Task directions
Your copy should match the records below exactly, except for the pictures.

Study material
⁂
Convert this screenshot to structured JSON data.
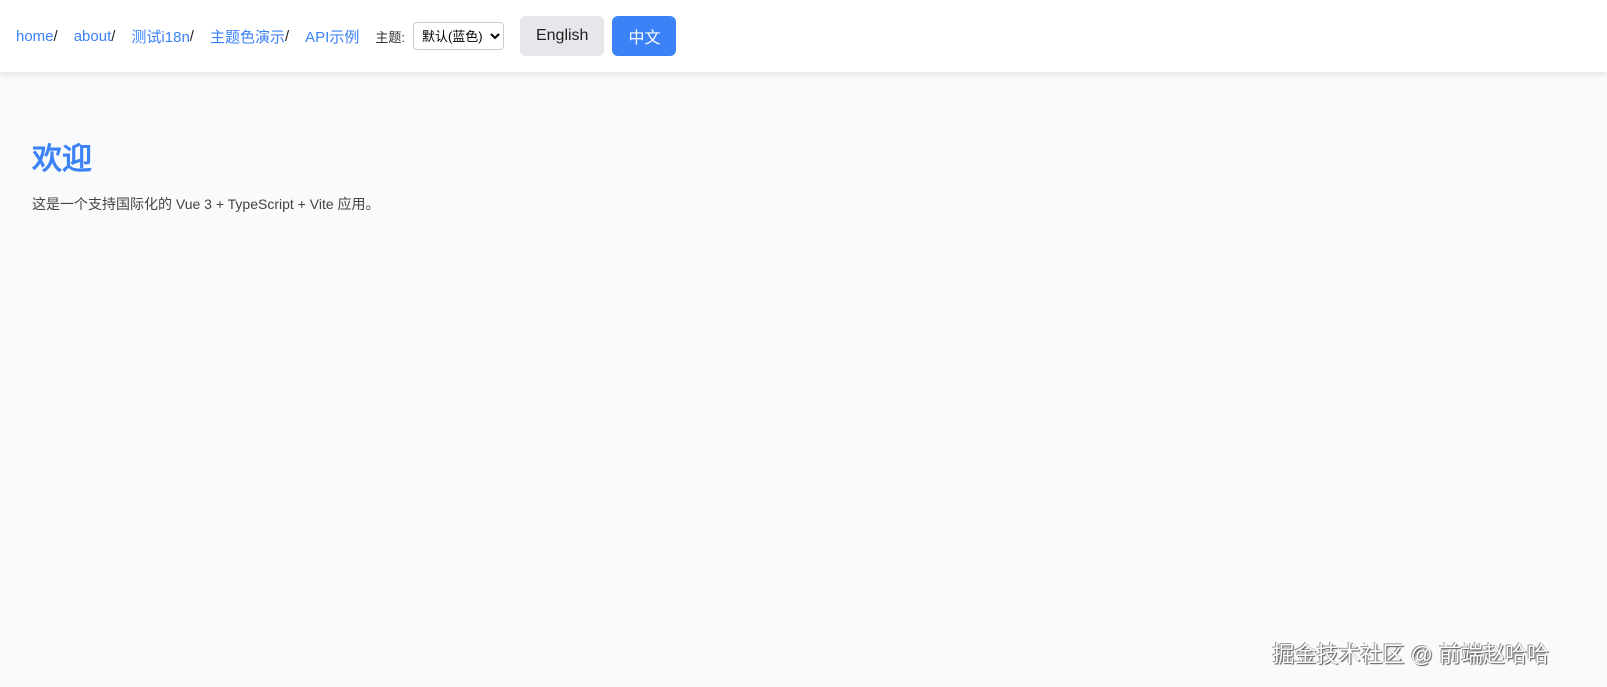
{
  "nav": {
    "links": [
      "home",
      "about",
      "测试i18n",
      "主题色演示",
      "API示例"
    ],
    "separator": "/",
    "theme_label": "主题:",
    "theme_selected": "默认(蓝色)",
    "btn_en": "English",
    "btn_zh": "中文"
  },
  "main": {
    "title": "欢迎",
    "description": "这是一个支持国际化的 Vue 3 + TypeScript + Vite 应用。"
  },
  "watermark": "掘金技术社区 @ 前端赵哈哈",
  "colors": {
    "accent": "#3b82f6"
  }
}
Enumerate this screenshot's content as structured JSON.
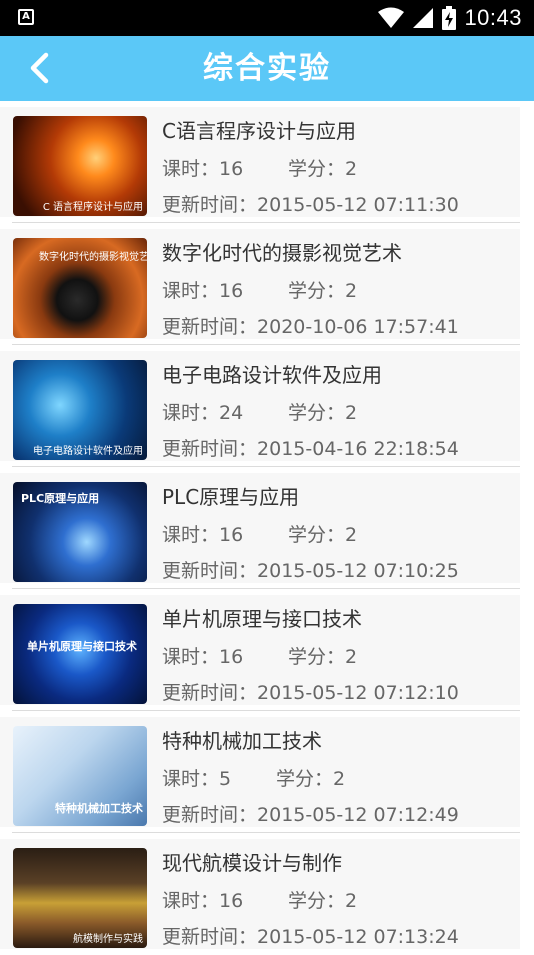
{
  "status_bar": {
    "left_icon": "A",
    "time": "10:43",
    "icons": [
      "wifi-icon",
      "signal-icon",
      "battery-charging-icon"
    ]
  },
  "app_bar": {
    "title": "综合实验",
    "back_icon": "chevron-left-icon"
  },
  "colors": {
    "app_bar": "#5bc8f7",
    "status_bar": "#000000"
  },
  "labels": {
    "hours": "课时：",
    "credits": "学分：",
    "updated": "更新时间："
  },
  "courses": [
    {
      "title": "C语言程序设计与应用",
      "hours": "16",
      "credits": "2",
      "updated": "2015-05-12 07:11:30",
      "thumb_text": "C 语言程序设计与应用"
    },
    {
      "title": "数字化时代的摄影视觉艺术",
      "hours": "16",
      "credits": "2",
      "updated": "2020-10-06 17:57:41",
      "thumb_text": "数字化时代的摄影视觉艺术"
    },
    {
      "title": "电子电路设计软件及应用",
      "hours": "24",
      "credits": "2",
      "updated": "2015-04-16 22:18:54",
      "thumb_text": "电子电路设计软件及应用"
    },
    {
      "title": "PLC原理与应用",
      "hours": "16",
      "credits": "2",
      "updated": "2015-05-12 07:10:25",
      "thumb_text": "PLC原理与应用"
    },
    {
      "title": "单片机原理与接口技术",
      "hours": "16",
      "credits": "2",
      "updated": "2015-05-12 07:12:10",
      "thumb_text": "单片机原理与接口技术"
    },
    {
      "title": "特种机械加工技术",
      "hours": "5",
      "credits": "2",
      "updated": "2015-05-12 07:12:49",
      "thumb_text": "特种机械加工技术"
    },
    {
      "title": "现代航模设计与制作",
      "hours": "16",
      "credits": "2",
      "updated": "2015-05-12 07:13:24",
      "thumb_text": "航模制作与实践"
    }
  ]
}
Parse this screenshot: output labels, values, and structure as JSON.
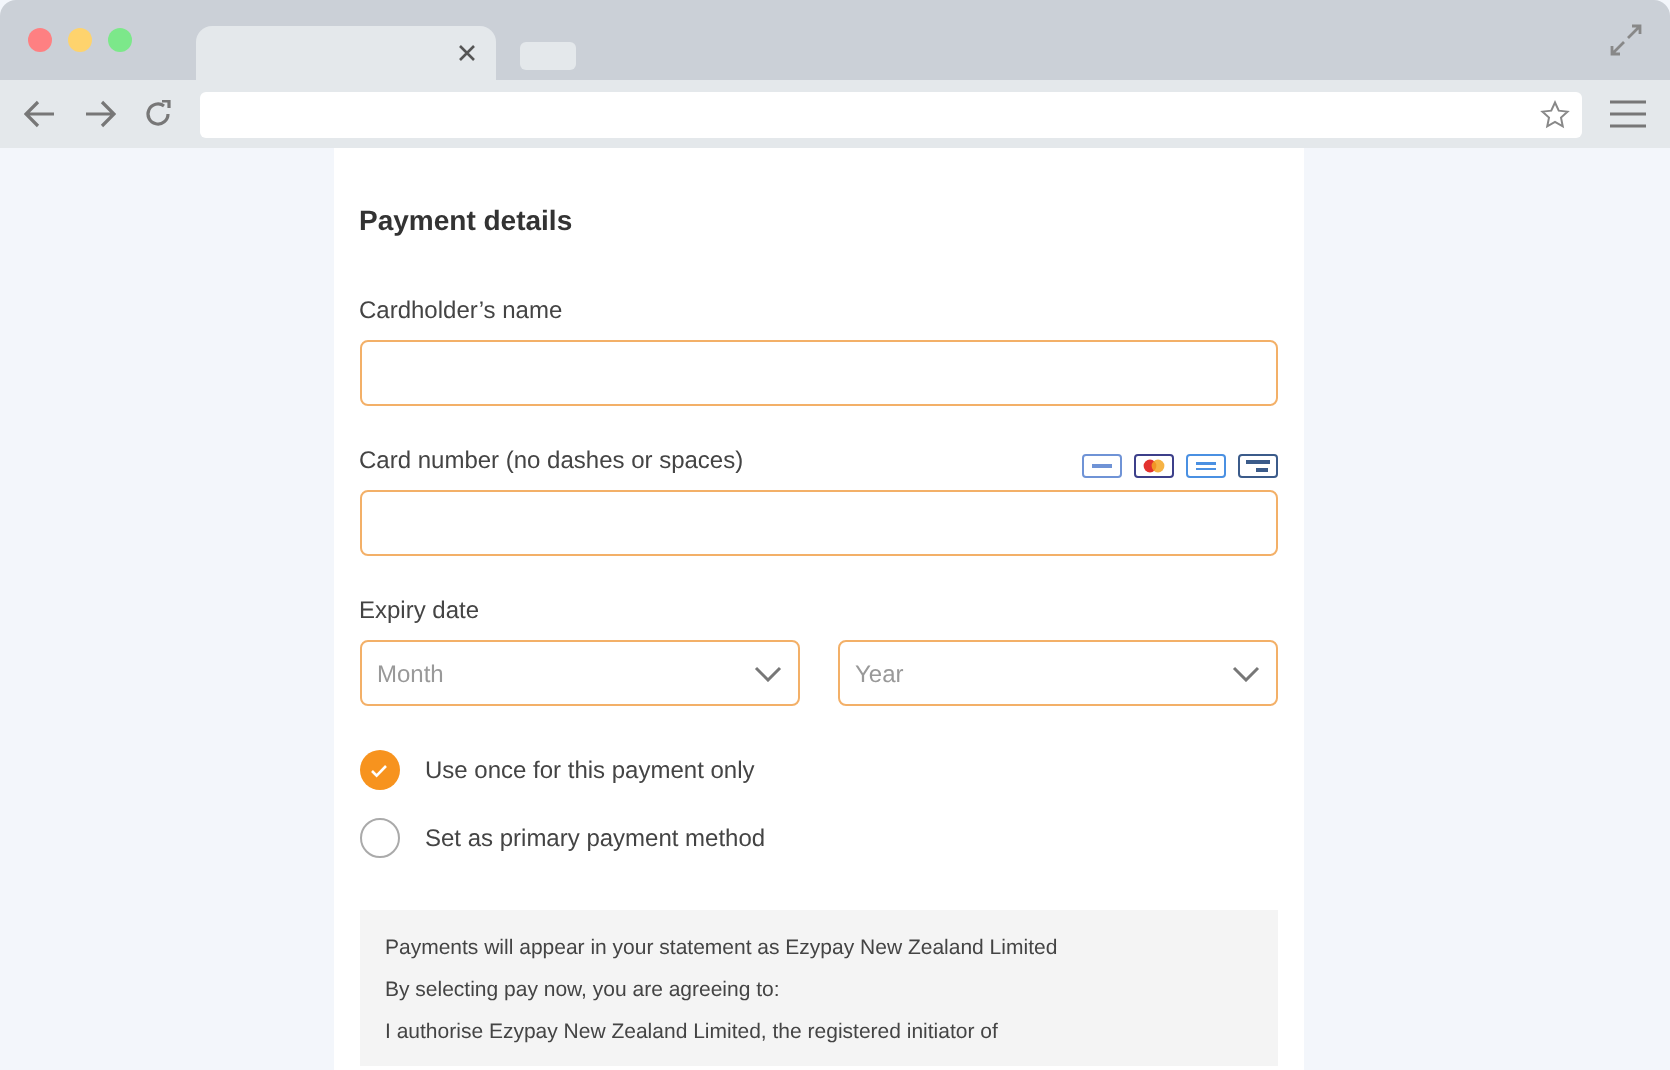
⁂
Finished exercise
Convert this screenshot to structured JSON data.
{
  "nav": {
    "links": [
      "home",
      "about",
      "测试i18n",
      "主题色演示",
      "API示例"
    ],
    "separator": "/",
    "theme_label": "主题:",
    "theme_selected": "默认(蓝色)",
    "btn_en": "English",
    "btn_zh": "中文"
  },
  "main": {
    "title": "欢迎",
    "description": "这是一个支持国际化的 Vue 3 + TypeScript + Vite 应用。"
  },
  "watermark": "掘金技术社区 @ 前端赵哈哈",
  "colors": {
    "accent": "#3b82f6"
  }
}
Enumerate this screenshot's content as structured JSON.
{
  "status_bar": {
    "left_icon": "A",
    "time": "10:43",
    "icons": [
      "wifi-icon",
      "signal-icon",
      "battery-charging-icon"
    ]
  },
  "app_bar": {
    "title": "综合实验",
    "back_icon": "chevron-left-icon"
  },
  "colors": {
    "app_bar": "#5bc8f7",
    "status_bar": "#000000"
  },
  "labels": {
    "hours": "课时：",
    "credits": "学分：",
    "updated": "更新时间："
  },
  "courses": [
    {
      "title": "C语言程序设计与应用",
      "hours": "16",
      "credits": "2",
      "updated": "2015-05-12 07:11:30",
      "thumb_text": "C 语言程序设计与应用"
    },
    {
      "title": "数字化时代的摄影视觉艺术",
      "hours": "16",
      "credits": "2",
      "updated": "2020-10-06 17:57:41",
      "thumb_text": "数字化时代的摄影视觉艺术"
    },
    {
      "title": "电子电路设计软件及应用",
      "hours": "24",
      "credits": "2",
      "updated": "2015-04-16 22:18:54",
      "thumb_text": "电子电路设计软件及应用"
    },
    {
      "title": "PLC原理与应用",
      "hours": "16",
      "credits": "2",
      "updated": "2015-05-12 07:10:25",
      "thumb_text": "PLC原理与应用"
    },
    {
      "title": "单片机原理与接口技术",
      "hours": "16",
      "credits": "2",
      "updated": "2015-05-12 07:12:10",
      "thumb_text": "单片机原理与接口技术"
    },
    {
      "title": "特种机械加工技术",
      "hours": "5",
      "credits": "2",
      "updated": "2015-05-12 07:12:49",
      "thumb_text": "特种机械加工技术"
    },
    {
      "title": "现代航模设计与制作",
      "hours": "16",
      "credits": "2",
      "updated": "2015-05-12 07:13:24",
      "thumb_text": "航模制作与实践"
    }
  ]
}
Parse this screenshot: output labels, values, and structure as JSON.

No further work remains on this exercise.